Output, exactly and in full, the entries that appear below.

------ PROVIDED RECORDS

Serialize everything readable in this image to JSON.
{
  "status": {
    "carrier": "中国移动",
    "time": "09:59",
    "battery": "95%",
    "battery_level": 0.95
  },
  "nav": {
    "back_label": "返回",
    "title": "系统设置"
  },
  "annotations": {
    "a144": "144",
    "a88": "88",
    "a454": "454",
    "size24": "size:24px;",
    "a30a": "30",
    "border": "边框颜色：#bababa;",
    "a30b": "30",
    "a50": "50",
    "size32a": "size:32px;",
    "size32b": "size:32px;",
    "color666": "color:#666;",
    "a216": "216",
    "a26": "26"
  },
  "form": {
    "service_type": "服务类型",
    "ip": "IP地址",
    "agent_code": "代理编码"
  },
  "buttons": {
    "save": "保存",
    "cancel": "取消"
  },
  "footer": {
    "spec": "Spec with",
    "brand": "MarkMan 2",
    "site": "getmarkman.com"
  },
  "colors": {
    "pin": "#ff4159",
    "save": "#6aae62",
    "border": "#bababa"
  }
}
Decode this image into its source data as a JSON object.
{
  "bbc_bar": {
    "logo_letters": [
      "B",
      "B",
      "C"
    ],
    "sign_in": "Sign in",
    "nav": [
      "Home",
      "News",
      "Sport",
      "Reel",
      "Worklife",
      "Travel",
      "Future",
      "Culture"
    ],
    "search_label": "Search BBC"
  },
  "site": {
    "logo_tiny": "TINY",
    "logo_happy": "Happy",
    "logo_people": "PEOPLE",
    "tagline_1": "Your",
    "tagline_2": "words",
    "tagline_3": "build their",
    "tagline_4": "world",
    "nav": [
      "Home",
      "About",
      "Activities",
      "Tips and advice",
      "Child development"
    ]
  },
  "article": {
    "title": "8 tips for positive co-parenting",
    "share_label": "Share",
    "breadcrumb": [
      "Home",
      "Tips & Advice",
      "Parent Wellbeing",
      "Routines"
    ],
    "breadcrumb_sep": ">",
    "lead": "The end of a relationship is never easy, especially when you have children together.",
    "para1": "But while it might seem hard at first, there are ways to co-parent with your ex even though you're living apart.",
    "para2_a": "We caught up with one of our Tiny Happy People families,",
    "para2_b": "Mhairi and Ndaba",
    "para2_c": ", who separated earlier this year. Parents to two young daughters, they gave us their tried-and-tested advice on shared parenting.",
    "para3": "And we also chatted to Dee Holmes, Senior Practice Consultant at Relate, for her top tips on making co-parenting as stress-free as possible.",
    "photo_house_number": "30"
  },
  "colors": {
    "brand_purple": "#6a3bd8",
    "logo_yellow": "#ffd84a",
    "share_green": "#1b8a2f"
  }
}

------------

ANSWER BELOW:
Serialize everything readable in this image to JSON.
{
  "status": {
    "carrier": "中国移动",
    "time": "09:59",
    "battery": "95%",
    "battery_level": 0.95
  },
  "nav": {
    "back_label": "返回",
    "title": "系统设置"
  },
  "annotations": {
    "a144": "144",
    "a88": "88",
    "a454": "454",
    "size24": "size:24px;",
    "a30a": "30",
    "border": "边框颜色：#bababa;",
    "a30b": "30",
    "a50": "50",
    "size32a": "size:32px;",
    "size32b": "size:32px;",
    "color666": "color:#666;",
    "a216": "216",
    "a26": "26"
  },
  "form": {
    "service_type": "服务类型",
    "ip": "IP地址",
    "agent_code": "代理编码"
  },
  "buttons": {
    "save": "保存",
    "cancel": "取消"
  },
  "footer": {
    "spec": "Spec with",
    "brand": "MarkMan 2",
    "site": "getmarkman.com"
  },
  "colors": {
    "pin": "#ff4159",
    "save": "#6aae62",
    "border": "#bababa"
  }
}
Decode this image into its source data as a JSON object.
{
  "bbc_bar": {
    "logo_letters": [
      "B",
      "B",
      "C"
    ],
    "sign_in": "Sign in",
    "nav": [
      "Home",
      "News",
      "Sport",
      "Reel",
      "Worklife",
      "Travel",
      "Future",
      "Culture"
    ],
    "search_label": "Search BBC"
  },
  "site": {
    "logo_tiny": "TINY",
    "logo_happy": "Happy",
    "logo_people": "PEOPLE",
    "tagline_1": "Your",
    "tagline_2": "words",
    "tagline_3": "build their",
    "tagline_4": "world",
    "nav": [
      "Home",
      "About",
      "Activities",
      "Tips and advice",
      "Child development"
    ]
  },
  "article": {
    "title": "8 tips for positive co-parenting",
    "share_label": "Share",
    "breadcrumb": [
      "Home",
      "Tips & Advice",
      "Parent Wellbeing",
      "Routines"
    ],
    "breadcrumb_sep": ">",
    "lead": "The end of a relationship is never easy, especially when you have children together.",
    "para1": "But while it might seem hard at first, there are ways to co-parent with your ex even though you're living apart.",
    "para2_a": "We caught up with one of our Tiny Happy People families,",
    "para2_b": "Mhairi and Ndaba",
    "para2_c": ", who separated earlier this year. Parents to two young daughters, they gave us their tried-and-tested advice on shared parenting.",
    "para3": "And we also chatted to Dee Holmes, Senior Practice Consultant at Relate, for her top tips on making co-parenting as stress-free as possible.",
    "photo_house_number": "30"
  },
  "colors": {
    "brand_purple": "#6a3bd8",
    "logo_yellow": "#ffd84a",
    "share_green": "#1b8a2f"
  }
}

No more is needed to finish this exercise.